- For accuracy, find constellation patterns on the internet. Print anything you like and place it on your board or soda can.
- Hold it in place with a little tape.
- Puncture holes in your board following the pattern you have printed. Use smaller pins for small stars and larger pins for big stars.
- Take off the constellation map. You will have puncture patterns around your soda can or poster board.
Prepare Your Light Source
You need a light source to project the stars around your room. Many things can serve as light sources. You can use a flashlight or a single bulb lamp as your light source.
Alternatively, you can make your own light source. You just need a 1 meter LED strip and a PVC pipe that can fit in the box.
- Wrap the LED strip around the pipe.
- Connect the wires to the battery pack and solder them together.
- Now, connect the circuit to the LED strip.
How to Fit the Star Projector Together
- If you’re using a soda can, cut out the bottom circle with the cutting blade.
- If you’re using a box, cut your boards into six 8″ squares. Use the scissors and straight edge.
- Use some glue to fit 5 of the squares together into a box. Leave one side of the box open.
- Tape the corners together to prevent light from escaping through other spaces.

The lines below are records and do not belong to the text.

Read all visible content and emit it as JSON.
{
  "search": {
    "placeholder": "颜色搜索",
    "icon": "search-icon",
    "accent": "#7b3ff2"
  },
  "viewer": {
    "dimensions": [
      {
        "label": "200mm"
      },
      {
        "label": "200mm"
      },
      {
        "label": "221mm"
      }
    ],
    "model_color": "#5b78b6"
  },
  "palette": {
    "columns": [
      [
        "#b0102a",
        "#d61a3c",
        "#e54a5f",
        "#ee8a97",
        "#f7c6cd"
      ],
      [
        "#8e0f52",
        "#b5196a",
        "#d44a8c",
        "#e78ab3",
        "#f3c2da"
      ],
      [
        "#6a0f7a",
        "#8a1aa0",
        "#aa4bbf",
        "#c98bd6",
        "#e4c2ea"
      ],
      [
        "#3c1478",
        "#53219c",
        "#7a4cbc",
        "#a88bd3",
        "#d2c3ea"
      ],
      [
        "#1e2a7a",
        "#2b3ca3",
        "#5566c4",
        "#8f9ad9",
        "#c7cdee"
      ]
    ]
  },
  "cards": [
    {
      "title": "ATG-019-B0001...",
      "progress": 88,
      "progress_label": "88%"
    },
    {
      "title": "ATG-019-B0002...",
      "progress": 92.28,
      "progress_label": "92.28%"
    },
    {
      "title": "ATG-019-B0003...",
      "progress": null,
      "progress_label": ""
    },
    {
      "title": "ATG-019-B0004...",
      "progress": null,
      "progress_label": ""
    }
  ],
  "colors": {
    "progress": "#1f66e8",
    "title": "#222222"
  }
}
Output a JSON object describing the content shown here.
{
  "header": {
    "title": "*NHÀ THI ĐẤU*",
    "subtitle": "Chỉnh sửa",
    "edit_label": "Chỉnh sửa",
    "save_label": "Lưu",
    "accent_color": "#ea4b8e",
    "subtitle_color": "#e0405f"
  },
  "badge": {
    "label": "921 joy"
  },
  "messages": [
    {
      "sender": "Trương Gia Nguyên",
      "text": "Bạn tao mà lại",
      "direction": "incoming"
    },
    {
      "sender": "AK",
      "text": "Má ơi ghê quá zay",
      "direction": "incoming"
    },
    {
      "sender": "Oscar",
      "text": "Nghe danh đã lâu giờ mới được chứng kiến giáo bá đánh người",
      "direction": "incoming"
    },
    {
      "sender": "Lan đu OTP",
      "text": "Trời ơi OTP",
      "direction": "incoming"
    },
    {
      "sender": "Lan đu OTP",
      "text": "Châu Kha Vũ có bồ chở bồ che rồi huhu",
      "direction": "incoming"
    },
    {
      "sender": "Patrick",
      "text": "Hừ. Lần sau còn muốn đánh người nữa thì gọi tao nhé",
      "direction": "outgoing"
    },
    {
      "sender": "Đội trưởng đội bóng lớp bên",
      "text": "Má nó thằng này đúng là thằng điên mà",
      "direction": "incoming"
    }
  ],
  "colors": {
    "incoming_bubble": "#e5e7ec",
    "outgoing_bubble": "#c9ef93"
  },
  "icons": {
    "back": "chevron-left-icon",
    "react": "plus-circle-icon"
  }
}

- Now, make a hole for your light source on the 6th square. If you’re using a soda can, make a hole through the bottom cutout.
- Fit your light source through the hole that you made. Use glue to hold the light source upright.

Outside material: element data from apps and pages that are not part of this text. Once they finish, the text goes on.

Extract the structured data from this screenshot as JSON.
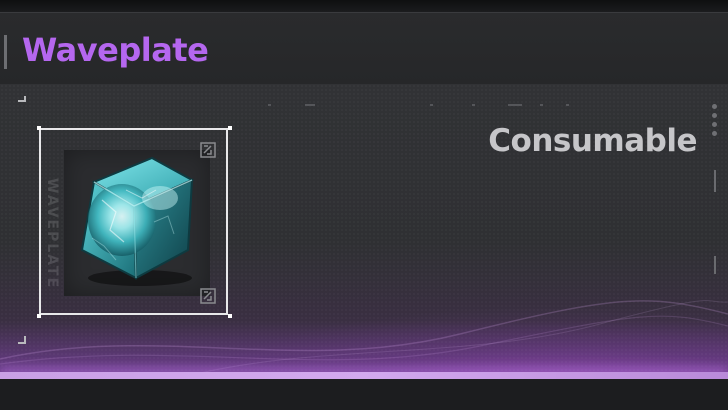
{
  "item": {
    "name": "Waveplate",
    "category": "Consumable",
    "vertical_label": "WAVEPLATE",
    "icon": "waveplate-cube-icon"
  },
  "colors": {
    "title": "#b567ef",
    "category": "#c6c6c9",
    "accent_glow": "#d3a9ef",
    "cube": "#5fd6dc"
  }
}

- If you’re using a flashlight, keep the bottom sticking out. This way, you can take out the batteries anytime you like.
- If you made your light source out of LED strips, keep the battery pack outside for easy access.

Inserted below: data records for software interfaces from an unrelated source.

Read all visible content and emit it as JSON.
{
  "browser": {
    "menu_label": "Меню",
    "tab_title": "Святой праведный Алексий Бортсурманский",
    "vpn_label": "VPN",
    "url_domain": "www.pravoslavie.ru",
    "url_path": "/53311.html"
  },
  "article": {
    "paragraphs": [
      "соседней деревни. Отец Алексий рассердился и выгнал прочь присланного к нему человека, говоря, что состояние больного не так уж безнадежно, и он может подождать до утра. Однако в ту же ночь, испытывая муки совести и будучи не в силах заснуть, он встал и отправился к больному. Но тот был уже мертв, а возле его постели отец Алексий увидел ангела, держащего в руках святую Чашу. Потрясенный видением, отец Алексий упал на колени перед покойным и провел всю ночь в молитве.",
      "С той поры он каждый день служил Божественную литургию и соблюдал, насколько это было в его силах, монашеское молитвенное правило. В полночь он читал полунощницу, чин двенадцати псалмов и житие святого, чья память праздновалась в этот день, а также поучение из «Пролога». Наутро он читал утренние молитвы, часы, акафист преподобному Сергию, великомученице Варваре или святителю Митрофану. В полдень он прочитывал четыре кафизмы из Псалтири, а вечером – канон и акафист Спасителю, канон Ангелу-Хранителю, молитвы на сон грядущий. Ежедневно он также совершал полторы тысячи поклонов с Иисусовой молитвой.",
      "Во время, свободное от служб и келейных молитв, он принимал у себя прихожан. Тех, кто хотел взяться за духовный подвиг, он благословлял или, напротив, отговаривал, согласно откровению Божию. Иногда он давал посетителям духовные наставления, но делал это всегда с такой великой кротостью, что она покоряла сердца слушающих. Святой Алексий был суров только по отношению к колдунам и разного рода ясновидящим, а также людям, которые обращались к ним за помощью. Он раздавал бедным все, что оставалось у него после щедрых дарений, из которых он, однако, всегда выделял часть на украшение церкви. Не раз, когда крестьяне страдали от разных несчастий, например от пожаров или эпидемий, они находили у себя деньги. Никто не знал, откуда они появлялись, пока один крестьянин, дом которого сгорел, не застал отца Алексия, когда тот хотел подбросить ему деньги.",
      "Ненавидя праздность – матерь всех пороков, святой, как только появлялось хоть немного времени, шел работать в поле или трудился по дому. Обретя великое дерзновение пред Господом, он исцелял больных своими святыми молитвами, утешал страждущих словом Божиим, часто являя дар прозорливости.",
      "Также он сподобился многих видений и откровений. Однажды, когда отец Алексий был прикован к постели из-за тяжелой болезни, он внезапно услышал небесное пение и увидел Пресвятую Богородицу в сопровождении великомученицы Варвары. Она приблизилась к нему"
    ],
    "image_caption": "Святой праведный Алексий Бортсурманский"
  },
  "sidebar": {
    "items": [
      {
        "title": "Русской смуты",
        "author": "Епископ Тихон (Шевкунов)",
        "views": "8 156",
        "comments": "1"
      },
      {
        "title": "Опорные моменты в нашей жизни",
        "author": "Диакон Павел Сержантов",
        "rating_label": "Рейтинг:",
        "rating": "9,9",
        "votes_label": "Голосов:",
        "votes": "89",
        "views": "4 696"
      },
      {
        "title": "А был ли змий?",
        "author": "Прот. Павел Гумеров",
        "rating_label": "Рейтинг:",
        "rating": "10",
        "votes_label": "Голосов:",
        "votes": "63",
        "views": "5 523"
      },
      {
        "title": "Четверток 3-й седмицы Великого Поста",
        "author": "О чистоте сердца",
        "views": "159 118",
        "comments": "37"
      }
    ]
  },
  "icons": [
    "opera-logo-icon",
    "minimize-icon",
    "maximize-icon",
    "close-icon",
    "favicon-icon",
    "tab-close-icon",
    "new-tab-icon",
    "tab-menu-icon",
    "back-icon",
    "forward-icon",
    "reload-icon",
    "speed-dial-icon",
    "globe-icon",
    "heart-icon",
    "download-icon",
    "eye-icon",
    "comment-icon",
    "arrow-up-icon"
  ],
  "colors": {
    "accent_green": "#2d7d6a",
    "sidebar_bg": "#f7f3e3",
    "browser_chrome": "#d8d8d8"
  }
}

- Put the light source into the box or soda can. At the same time, you’re fitting on the missing bottom piece of your box or can.
- Glue the bottom in place and tape any areas through which light may escape.
There you have it! Your own DIY star projector. Turn it on in an enclosed space once it is dark. You will notice beautiful star patterns on your walls.
Note: I recommend using tape to hold in the bottom of your box or can. This way, you can easily take it off to change the light source.
Tips on How to Improve Your DIY Star Projector
Frankly, the process I described above is one of the simplest ways to make a star projector. If you want more impressive results, you have to put in some more work. Here are some tips to help you.
- Don’t make holes in your box. Make only one hole directly across from your upright light source.
- Go to this link, open and download a dodecahedral pattern of stars.
- Print the pattern onto a transparency sheet.
- Following the patterns, puncture holes through the sheet. Use small or big pins, depending on the size of the star.
- Cut the transparency into the dodecahedral shape outlined on the print.
- Fit the edges together along its score lines. It will form a transparency dodecahedron.
- Glue your dodecahedron onto the single hole on the box.
There! In this setup, the light escapes through the single hole in the box. It shines through the transparency above it and projects a colorful astral pattern.
If you are a lover of nature, you must know how relaxing it can be to spend time under the stars. One really cool favorite of people is the EncaLife StarLife projector.
- 🌟 A STAR FILLED GALAXY IN YOUR ROOM. Get the most relaxing visuals from this galaxy projector...
- 🌟 VAST NEBULA CLOUD BACKGROUNDS TO CHOOSE FROM. With 16.7million Colors behind green stars that...
- 🌟 HELPS KIDS SLEEP AT NIGHT. These night lights are perfect for children with fear of the dark or...
Last update on 2023-05-31 / Affiliate links / Images from Amazon Product Advertising API.
It has features that are kid-friendly. It is also said to be a mood controller for easier sleep.
Star projectors can bring a lot of fun to kids’ rooms. The biggest appeal of the DIY projectors is that you can project custom patterns. You can go anywhere from heart-shaped patterns to smiley faces. How about that?
Vance is a dad, former software engineer, and tech lover. Knowing how a computer works becomes handy when he builds Pointer Clicker. His quest is to make tech more accessible for non-techie users. When not working with his team, you can find him caring for his son and gaming.